Photographed against a simple gray backdrop, the subjects – children and teenagers, sheep and goats – are lit like old masters. They are luminous and dignified. If this is what losing looks like, maybe it’s not so terrible after all.
Kern, who also teaches taekwondo (a fifth-degree black belt, he’s the owner and head instructor of Lakes Martial Arts), wants his portraits to send a positive message. “We live in a very competitive world. Fairs are competitive places. Not getting first place teaches life skills that can make adolescents and youth successful as career professionals. Even if you’re an unchosen one, really good things can happen.”
Kern is honored and humbled to be included in the Fine Arts Exhibition. “This is the biggest art show in the state,” he said. “Many of the people who see it do not experience art in galleries or museums. This may be their only art experience in a year. To be part of that is really special.”
The size and scope of the exhibition is a reminder of our richness in the arts as a state. “There’s a lot of great art in Minnesota, and it’s very competitive,” Kern said. “Several of my professors and mentors have submitted work and gotten rejected. There’s a little bit of luck involved. But we’re among a great community of artists, that’s for sure.”
With his three-for-three record, we asked Kern what advice he would give to first-time hopefuls. “It’s a numbers game,” he said. “The more you apply or submit your work, the better your chances. If you don’t submit any work, you don’t have any chances.”
Kern is the recipient of two Artist Initiative Grants from the Minnesota State Arts Board, the first in 2016 and the second in 2018. Playing with numbers, and he’s made a surprising discovery. “It’s actually easier to receive a Minnesota State Arts Board Arts Initiative Grant as a photographer than it is to get into the Fine Arts Exhibition as a photographer. The grant is about a one in four chance. The exhibition, about a one in 10 chance.
“If you don’t get into the fair, you still have a darned good chance to get $10,000 to do a grant project and create new work, which is exciting.”

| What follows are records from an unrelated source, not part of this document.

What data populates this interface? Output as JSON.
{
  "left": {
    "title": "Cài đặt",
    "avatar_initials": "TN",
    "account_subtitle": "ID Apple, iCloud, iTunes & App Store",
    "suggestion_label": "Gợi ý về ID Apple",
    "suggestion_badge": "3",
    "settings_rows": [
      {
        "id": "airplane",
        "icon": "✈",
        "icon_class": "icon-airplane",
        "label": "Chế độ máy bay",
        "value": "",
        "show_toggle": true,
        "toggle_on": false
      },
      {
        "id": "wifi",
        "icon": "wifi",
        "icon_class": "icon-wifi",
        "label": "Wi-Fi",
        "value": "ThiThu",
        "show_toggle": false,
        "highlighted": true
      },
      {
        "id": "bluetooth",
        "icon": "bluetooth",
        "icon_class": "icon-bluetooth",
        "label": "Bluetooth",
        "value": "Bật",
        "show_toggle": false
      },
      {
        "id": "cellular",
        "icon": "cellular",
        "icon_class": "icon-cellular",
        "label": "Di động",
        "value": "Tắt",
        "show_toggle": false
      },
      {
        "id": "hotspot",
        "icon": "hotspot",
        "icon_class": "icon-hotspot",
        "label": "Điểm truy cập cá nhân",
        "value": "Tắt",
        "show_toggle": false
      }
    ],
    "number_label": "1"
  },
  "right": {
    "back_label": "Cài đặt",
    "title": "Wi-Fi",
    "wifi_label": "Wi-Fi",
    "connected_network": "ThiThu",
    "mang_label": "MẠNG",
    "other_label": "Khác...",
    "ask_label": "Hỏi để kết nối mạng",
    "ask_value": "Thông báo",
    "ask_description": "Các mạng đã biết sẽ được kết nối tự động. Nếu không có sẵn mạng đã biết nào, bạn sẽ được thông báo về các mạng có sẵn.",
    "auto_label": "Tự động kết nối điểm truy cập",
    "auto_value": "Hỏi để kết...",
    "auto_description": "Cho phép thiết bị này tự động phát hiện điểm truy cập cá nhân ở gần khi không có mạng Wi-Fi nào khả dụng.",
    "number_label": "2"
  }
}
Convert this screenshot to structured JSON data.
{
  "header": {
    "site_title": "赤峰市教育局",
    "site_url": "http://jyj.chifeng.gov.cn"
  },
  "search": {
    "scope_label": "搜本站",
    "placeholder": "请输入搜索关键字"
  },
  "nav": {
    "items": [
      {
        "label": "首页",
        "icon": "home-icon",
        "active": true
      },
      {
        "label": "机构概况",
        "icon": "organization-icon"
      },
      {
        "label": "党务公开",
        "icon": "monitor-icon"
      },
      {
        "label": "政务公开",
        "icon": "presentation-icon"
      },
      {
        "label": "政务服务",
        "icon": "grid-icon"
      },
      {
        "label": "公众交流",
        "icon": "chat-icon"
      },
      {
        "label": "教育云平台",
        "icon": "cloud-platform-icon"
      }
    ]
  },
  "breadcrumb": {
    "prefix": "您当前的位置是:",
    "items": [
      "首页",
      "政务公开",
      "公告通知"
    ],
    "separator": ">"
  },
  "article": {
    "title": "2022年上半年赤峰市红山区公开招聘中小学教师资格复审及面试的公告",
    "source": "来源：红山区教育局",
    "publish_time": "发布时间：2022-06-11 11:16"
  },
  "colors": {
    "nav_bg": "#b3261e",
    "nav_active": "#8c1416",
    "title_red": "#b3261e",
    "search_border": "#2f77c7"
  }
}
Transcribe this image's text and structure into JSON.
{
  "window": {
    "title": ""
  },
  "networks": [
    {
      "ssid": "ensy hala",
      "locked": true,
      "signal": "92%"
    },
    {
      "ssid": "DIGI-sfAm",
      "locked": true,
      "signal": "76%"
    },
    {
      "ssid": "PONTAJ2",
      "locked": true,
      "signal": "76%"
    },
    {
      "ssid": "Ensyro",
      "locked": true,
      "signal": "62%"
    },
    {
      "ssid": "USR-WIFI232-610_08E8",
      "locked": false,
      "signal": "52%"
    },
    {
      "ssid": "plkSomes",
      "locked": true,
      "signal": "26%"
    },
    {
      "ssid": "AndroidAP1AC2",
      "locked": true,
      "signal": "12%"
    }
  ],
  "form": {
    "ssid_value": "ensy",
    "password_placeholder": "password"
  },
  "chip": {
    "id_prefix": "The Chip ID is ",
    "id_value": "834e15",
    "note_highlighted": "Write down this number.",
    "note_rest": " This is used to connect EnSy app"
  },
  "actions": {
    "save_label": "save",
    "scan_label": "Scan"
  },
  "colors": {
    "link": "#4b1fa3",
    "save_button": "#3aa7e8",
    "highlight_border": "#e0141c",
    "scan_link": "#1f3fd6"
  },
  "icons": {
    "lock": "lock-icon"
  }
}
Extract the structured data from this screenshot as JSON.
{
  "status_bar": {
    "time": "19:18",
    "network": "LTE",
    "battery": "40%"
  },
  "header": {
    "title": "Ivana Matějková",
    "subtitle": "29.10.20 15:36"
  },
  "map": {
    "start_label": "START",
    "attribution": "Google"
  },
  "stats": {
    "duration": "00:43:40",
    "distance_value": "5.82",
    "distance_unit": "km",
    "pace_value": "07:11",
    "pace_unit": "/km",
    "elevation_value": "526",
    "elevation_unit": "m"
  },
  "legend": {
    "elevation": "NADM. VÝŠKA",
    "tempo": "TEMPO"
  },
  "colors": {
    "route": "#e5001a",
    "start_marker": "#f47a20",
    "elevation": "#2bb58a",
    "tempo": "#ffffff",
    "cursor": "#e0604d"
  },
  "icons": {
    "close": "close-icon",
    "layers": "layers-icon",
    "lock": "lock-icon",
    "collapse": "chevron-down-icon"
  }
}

Any advice for first-time visitors to the Fine Arts Exhibition? “Go early, when the crowds are less. Choose your favorites. Follow up with the artists and let them know how much you appreciated their work.”
Here’s a list of this year’s jury-chosen first place winners, if you want to start by finding them.
Oil/Acrylic/Mixed Media: Daren Henry (St. Paul), “Girl Wrapped in Gauze”
Sculpture: Mary Roberta Zubrzycki (St. Paul), “A ‘Bag Lady’ ”
Watercolor/Gouache/Casein/Tempera: Yudong Sheng (Shoreview), “Fall Trip to Boundary Waters”
Drawings/Pastel: Gene Williams Swain (Savage), “Bailing Hay in the 1960s, Meriden, MN”
Prints: Matthew Kunes (St. Anthony Village), “Bighorn”
Ceramics/Glass: Alan H. Honn (Shafer), “Splash”
Textiles/Fibers: Amy Usdin (Mendota Heights), “Horse to Water”
Photography: Andrew Chow (Hugo), “Inner Light”
Second and third prizes were also awarded, along with merit prizes. Many more awards were bestowed by sponsors including the Minnesota Museum of American Art, the Weisman Art Museum, Banfill-Locke Center for the Arts, North Hennepin Community College, Northern Clay Center, the Textile Center, the Gordon Parks Gallery and the White Bear Center for the Arts. Look for labels with colored bands.
A catalog is available ($2) listing all of the art and artists, including awards and prizes. Most of the artwork is for sale. A 20 percent commission supports State Fair arts programs.
The Fine Arts Center is open each day of the fair from 9 a.m. until 9 p.m. A different Minnesota artist is on site every day, all day, making art and fielding questions.